In respond to the World War I events Voloshin published a collection of poems «Anno Mundi Ardentis 1915» representing the European tragedy in mystical and apocalyptical figures. He had come back to Russia almost a year before the February Revolution and settled down in Koktebel, where he lived constantly to the rest of his life. In the poems written during the Revolution and the Civil War Voloshin's poetical voice gained mightiness and expressiveness to the extent that never had been before. His aim was to reflect with sincerity the tortures what his homeland was going through. In his historical-philosophical conception of the Russian Revolution Voloshin was close to those religious philosophers who considered it a catastrophic break-out of the stormy atmosphere having condensed for ages, a spitting of the energetic forces which had been accumulating in social and historical, psychological type of Russian people.

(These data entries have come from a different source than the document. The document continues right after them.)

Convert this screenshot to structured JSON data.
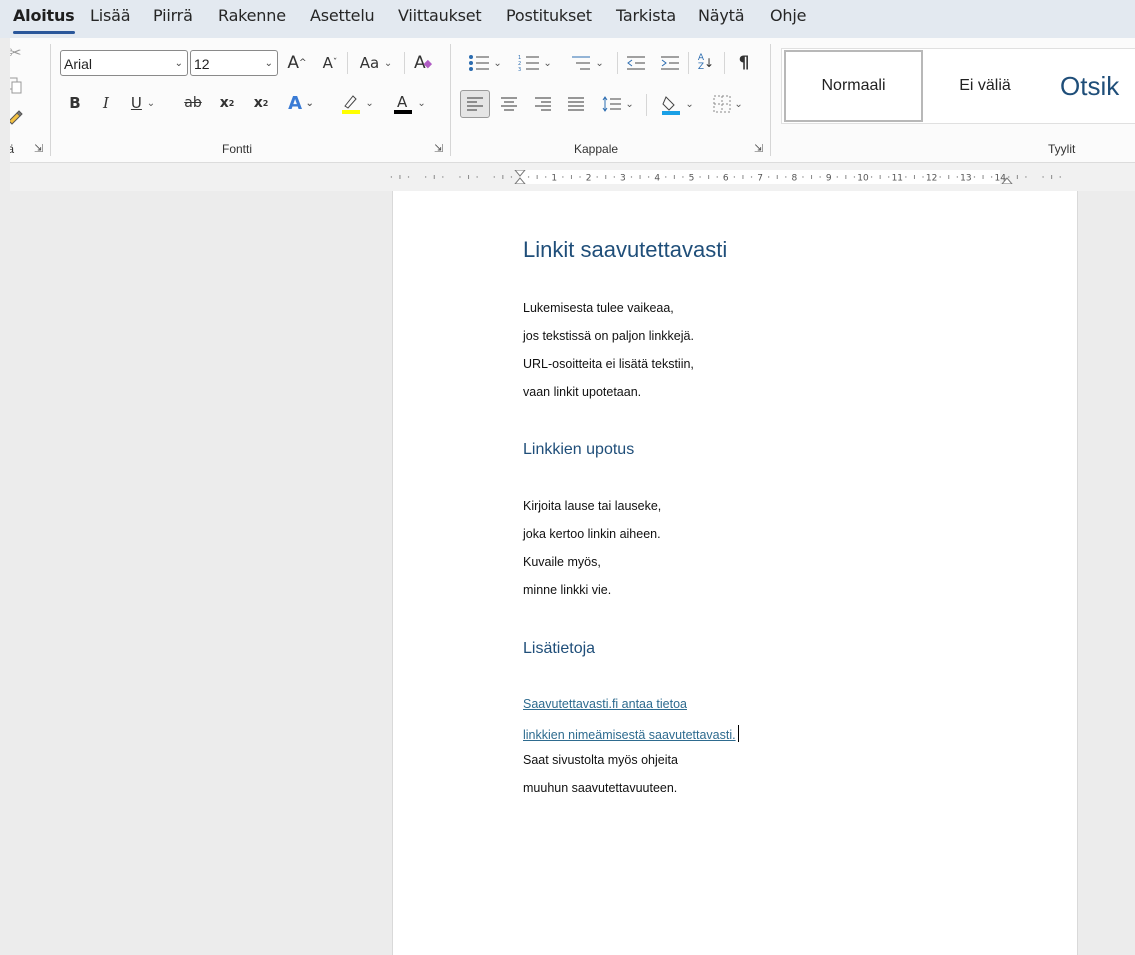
{
  "tabs": [
    "Aloitus",
    "Lisää",
    "Piirrä",
    "Rakenne",
    "Asettelu",
    "Viittaukset",
    "Postitukset",
    "Tarkista",
    "Näytä",
    "Ohje"
  ],
  "ribbon": {
    "clipboard_label_partial": "tä",
    "font_name": "Arial",
    "font_size": "12",
    "groups": {
      "font": "Fontti",
      "paragraph": "Kappale",
      "styles": "Tyylit"
    },
    "styles": [
      "Normaali",
      "Ei väliä",
      "Otsik"
    ],
    "change_case_label": "Aa",
    "icons": [
      "cut-icon",
      "copy-icon",
      "format-painter-icon",
      "grow-font-icon",
      "shrink-font-icon",
      "clear-formatting-icon",
      "bold-icon",
      "italic-icon",
      "underline-icon",
      "strikethrough-icon",
      "subscript-icon",
      "superscript-icon",
      "text-effects-icon",
      "highlight-icon",
      "font-color-icon",
      "bullets-icon",
      "numbering-icon",
      "multilevel-list-icon",
      "decrease-indent-icon",
      "increase-indent-icon",
      "sort-icon",
      "show-marks-icon",
      "align-left-icon",
      "center-icon",
      "align-right-icon",
      "justify-icon",
      "line-spacing-icon",
      "shading-icon",
      "borders-icon"
    ],
    "highlight_color": "#ffff00",
    "font_color": "#000000",
    "shading_color": "#1aa0e6"
  },
  "ruler": {
    "numbers": [
      "1",
      "2",
      "3",
      "4",
      "5",
      "6",
      "7",
      "8",
      "9",
      "10",
      "11",
      "12",
      "13",
      "14"
    ]
  },
  "document": {
    "title": "Linkit saavutettavasti",
    "para1": [
      "Lukemisesta tulee vaikeaa,",
      "jos tekstissä on paljon linkkejä.",
      "URL-osoitteita ei lisätä tekstiin,",
      "vaan linkit upotetaan."
    ],
    "heading2": "Linkkien upotus",
    "para2": [
      "Kirjoita lause tai lauseke,",
      "joka kertoo linkin aiheen.",
      "Kuvaile myös,",
      "minne linkki vie."
    ],
    "heading3": "Lisätietoja",
    "link1": "Saavutettavasti.fi antaa tietoa",
    "link2": "linkkien nimeämisestä saavutettavasti.",
    "para3": [
      "Saat sivustolta myös ohjeita",
      "muuhun saavutettavuuteen."
    ],
    "heading_color": "#1f4e79",
    "link_color": "#2e6b8f"
  }
}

The last poetical collection by Voloshin published in his homeland and in his lifetime, was a small book «Demony Glukhonemye» (1919). It was this poet who suffered the elevated and sorrowful fate of the first classic of post-revolutionary «samizdat» (self-publishing). In the 1920s his poems were widely distributed in copies - to a considerable degree due to Voloshin's house in Koktebel being a crowded informal cultural centre hosting and uniting the poet's friends, representatives of the creative intellectuality, being  «Cimerric Athens» according to a ready definition of a poet and translator G.Shengeli.

After Voloshin's death his archive had been held by the poet's widow M.S.Voloshina in Koktebel house for more than four decades. In the years when neglecting the creative legacy of the master was propagated she did her best to support live and grateful memory of him. M.S.Voloshina determined on donating the materials to Pushkinsky Dom mainly due to the initiative of V.A.Manuylov, one of the first specialists in Voloshin's biography and creative legacy.

The endowment of the archive was held stage-by-stage in 1960-1970 and majorly realized in M.S.Voloshina's lifetime. Besides the poet's creative manuscripts, letters and documents, the archive included a collection of albums and notebooks with his drawings, thousands of letters to Voloshin from different people, the materials of M.V.Sabashnikova-Voloshina, - the poet's first wife - and also of his mother E.O. Kiriyenko-Voloshina and his friend A.M.Petrova, in addition to the documents concerning Voloshin's friends and acquaintances. At the same time a large number of photos from Voloshin's collection and a big amount of his famous Crimean watercolors arrived at the funds of the Literature Museum.

The archive became accessible for research work and publishing. For recent years the materials of Voloshin's fund have been printed in periodicals, anthologies and collections of works; they have laid a foundation for the first scholarly edition «Stikhotvoreniya i Poemy» by Voloshin which was accomplished in 1995 in the series of «Biblioteka Poeta» («Poet's Library»), and also for a serial publication «Maximilian Voloshin. Iz Literaturnogo Nasledia» started by Pushkinsky Dom. Manuscripts from Voloshin fund were widely used in a basic research by V.P.Kupchenko «Trudy i Dni Maximiliana Voloshina» - a detailed chronicle of the poet's life and works.

A.V. Lavrov